Seven nurseries within a 2km radius are currently connected to the network; an eighth, growing organic tomatoes and peppers, will join this year, bringing the total area of glasshouse crops heated by the project to more than 26ha. “In the Netherlands the minimal requirement for a solid business case for wells at a depth of 2 to 3km is at least 15-25ha of greenhouses with a yearly heat demand equivalent to 7,500,000cu m of natural gas, which means the well needs to deliver about 7 thermal megawatts or more of heat,” says Vorage.
“For technical and economic reasons, it is best for the well to produce in a continuous flow,” he adds. “So in spring and summer we have enough heat for everybody but not in winter when, between November and March depending on the crop, the nurseries also use natural gas. It is important to always have a back-up heating system available.”
The project has cost around 12.5 million euros – growers’ own capital investment is backed by loans and grants from various organisations, including the local council, and local and national government. The three growers involved from the outset are shareholders in the company. “Nurseries that joined at a later stage were asked to invest in the heat distribution network, especially the part connecting to their own greenhouse with the network,” says Vorage.
Like other sources of renewable heat in the Netherlands such as solar and wind power, geothermal heat attracts a government subsidy under the SDE+, or ‘sustainable energy promotion’, scheme which compensates the generator for the difference between the cost of producing the renewable energy and its market value. Heat from geothermal energy has to compete with heat produced from burning natural gas, says Vorage, and it’s currently ‘substantially cheaper’ to heat a greenhouse with gas.
The subsidy, a feed-in tariff which is available for 15 years, covers the difference and is calculated annually depending on the prevailing gas price. “Break-even [for geothermal] is at a gas price of about 34 to 40 cents per cu m but gas is currently costing 20 to 22 cents,” he says.
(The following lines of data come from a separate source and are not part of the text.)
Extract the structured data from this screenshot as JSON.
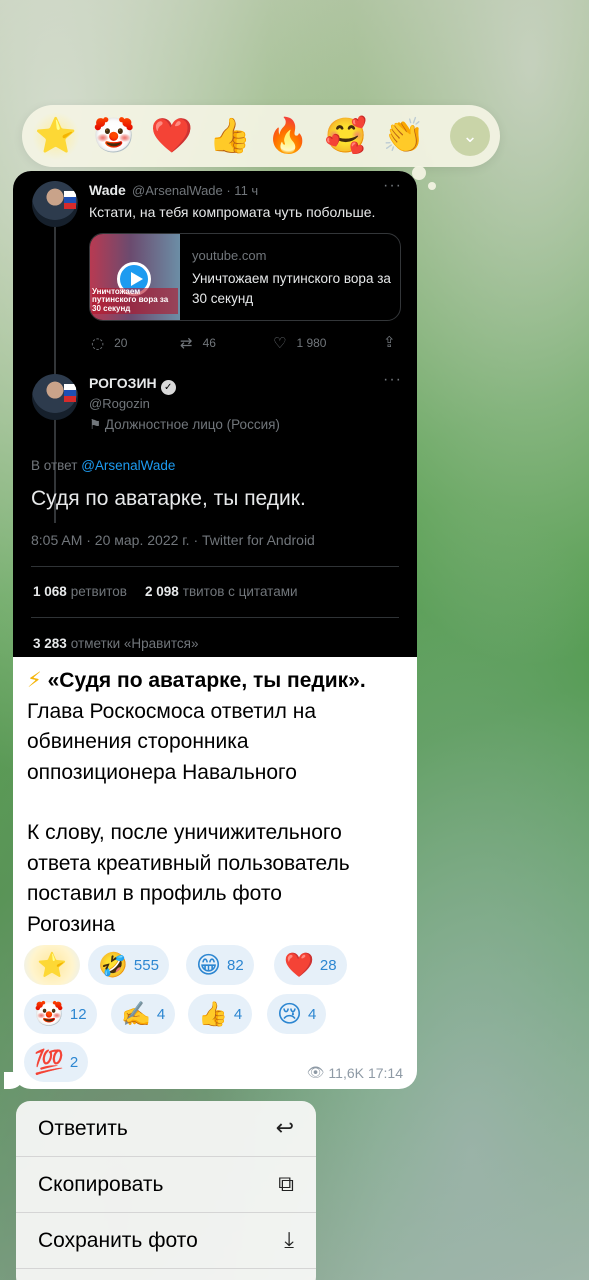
{
  "reaction_picker": {
    "items": [
      {
        "icon": "star-emoji",
        "glyph": "⭐"
      },
      {
        "icon": "clown-face-emoji",
        "glyph": "🤡"
      },
      {
        "icon": "red-heart-emoji",
        "glyph": "❤️"
      },
      {
        "icon": "thumbs-up-emoji",
        "glyph": "👍"
      },
      {
        "icon": "fire-emoji",
        "glyph": "🔥"
      },
      {
        "icon": "smiling-face-with-hearts-emoji",
        "glyph": "🥰"
      },
      {
        "icon": "clapping-hands-emoji",
        "glyph": "👏"
      }
    ],
    "expand_glyph": "⌄"
  },
  "tweet1": {
    "name": "Wade",
    "handle": "@ArsenalWade · 11 ч",
    "text": "Кстати, на тебя компромата чуть побольше.",
    "card_caption": "Уничтожаем путинского вора за 30 секунд",
    "card_domain": "youtube.com",
    "card_title": "Уничтожаем путинского вора за 30 секунд",
    "replies": "20",
    "retweets": "46",
    "likes": "1 980"
  },
  "tweet2": {
    "name": "РОГОЗИН",
    "handle": "@Rogozin",
    "official": "Должностное лицо (Россия)",
    "reply_prefix": "В ответ",
    "reply_mention": "@ArsenalWade",
    "text": "Судя по аватарке, ты педик.",
    "meta": "8:05 AM · 20 мар. 2022 г. · Twitter for Android",
    "retweets_count": "1 068",
    "retweets_label": "ретвитов",
    "quotes_count": "2 098",
    "quotes_label": "твитов с цитатами",
    "likes_count": "3 283",
    "likes_label": "отметки «Нравится»"
  },
  "caption": {
    "bolt": "⚡",
    "headline": "«Судя по аватарке, ты педик».",
    "para1": "Глава Роскосмоса ответил на\nобвинения сторонника\nоппозиционера Навального",
    "para2": "К слову, после уничижительного\nответа креативный пользователь\nпоставил в профиль фото\nРогозина"
  },
  "reactions": [
    {
      "icon": "star-emoji",
      "glyph": "⭐",
      "count": ""
    },
    {
      "icon": "rolling-laughing-emoji",
      "glyph": "🤣",
      "count": "555"
    },
    {
      "icon": "grinning-face-emoji",
      "glyph": "😁",
      "count": "82"
    },
    {
      "icon": "red-heart-emoji",
      "glyph": "❤️",
      "count": "28"
    },
    {
      "icon": "clown-face-emoji",
      "glyph": "🤡",
      "count": "12"
    },
    {
      "icon": "writing-hand-emoji",
      "glyph": "✍️",
      "count": "4"
    },
    {
      "icon": "thumbs-up-emoji",
      "glyph": "👍",
      "count": "4"
    },
    {
      "icon": "crying-face-emoji",
      "glyph": "😢",
      "count": "4"
    },
    {
      "icon": "hundred-points-emoji",
      "glyph": "💯",
      "count": "2"
    }
  ],
  "message_meta": {
    "views": "11,6K",
    "time": "17:14"
  },
  "context_menu": {
    "items": [
      {
        "label": "Ответить",
        "icon": "reply-arrow-icon"
      },
      {
        "label": "Скопировать",
        "icon": "copy-icon"
      },
      {
        "label": "Сохранить фото",
        "icon": "download-icon"
      }
    ]
  }
}
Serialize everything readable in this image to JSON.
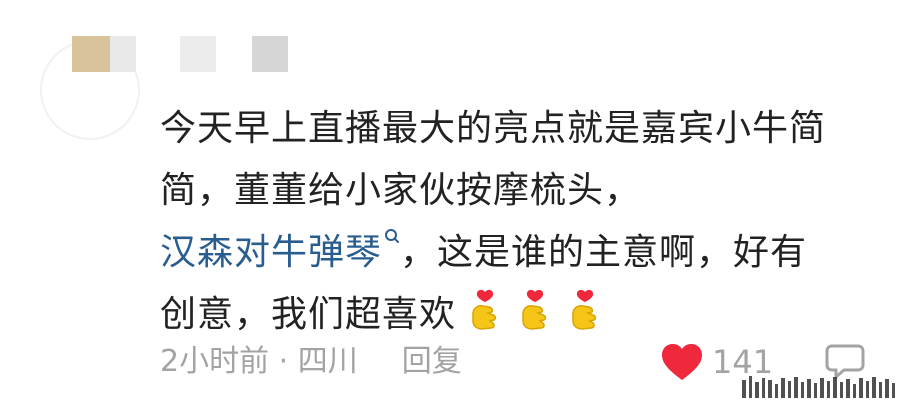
{
  "comment": {
    "lines": [
      "今天早上直播最大的亮点就是嘉宾小牛简",
      "简，董董给小家伙按摩梳头，",
      "，这是谁的主意啊，好有",
      "创意，我们超喜欢"
    ],
    "topic_link": "汉森对牛弹琴"
  },
  "meta": {
    "time_location": "2小时前 · 四川",
    "reply_label": "回复"
  },
  "actions": {
    "like_count": "141"
  },
  "colors": {
    "text": "#222222",
    "link": "#2a5d8f",
    "meta": "#a3a3a3",
    "heart": "#f0283c"
  },
  "icons": {
    "emoji": "heart-hands-emoji",
    "like": "heart-icon",
    "comment": "comment-bubble-icon",
    "search": "search-icon"
  }
}
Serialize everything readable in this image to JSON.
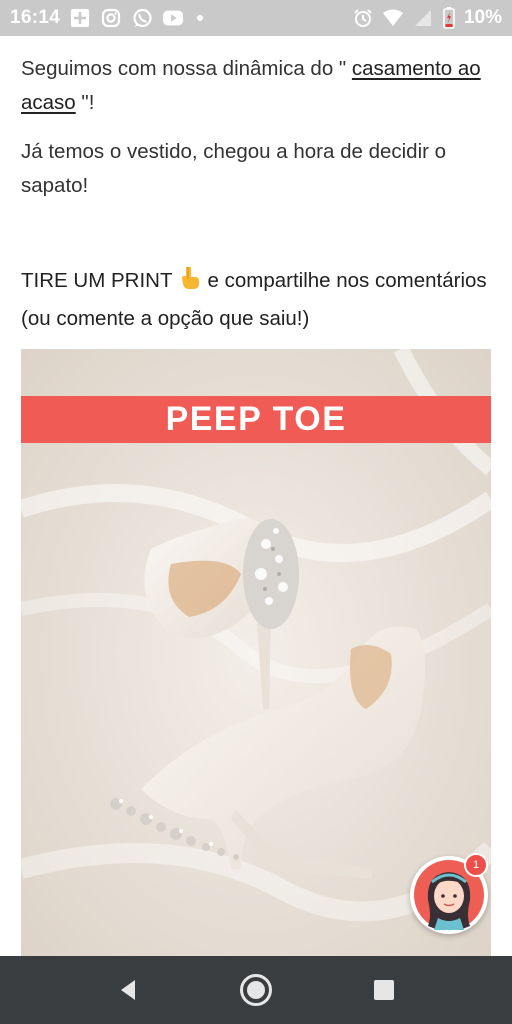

The nurseries pay Aardwarmtecluster for the amount of heat delivered to their greenhouses, which works out at present at 5-7 euros per sq m depending on crop. The price is set at a level to account for the fact that for a large part of the season some of the growers have to buy liquid CO2 to maximise yields, which, had they been burning gas, would have been partly available to them ‘free’.
With the well now at maximum capacity, and calculated to have access to enough hot water for 60 years, any further expansion will require another one to be drilled, which the company is planning to have under way by early 2020. “It will be close to the current one and will allow us to supply heat to an increased acreage of glass,” he says. “We already have additional growers interested in connecting to the system.”
Even adding the second well to draw hot water from the aquifer won’t mean they will all be supplied with more winter heat. So two of the growers in the scheme are also installing a biomass boiler plant, which will burn scrap wood and prunings, to generate heat over the winter. The heat will be available to the other nurseries to buy, further reducing the group’s dependence on fossil fuel.
While geothermal heat is no cheaper than natural gas, the main benefit to the nurseries on the network is in reducing their carbon footprint, says Vorage. “Many growers are using geothermal because of being able to promote their business as using green energy,” he says. “It is a high investment so cooperation between growers is the only way to make it available and affordable.”
With the Dutch government committed to stop producing natural gas altogether by 2050, it may not be long before the economics swing in favour of geothermal schemes.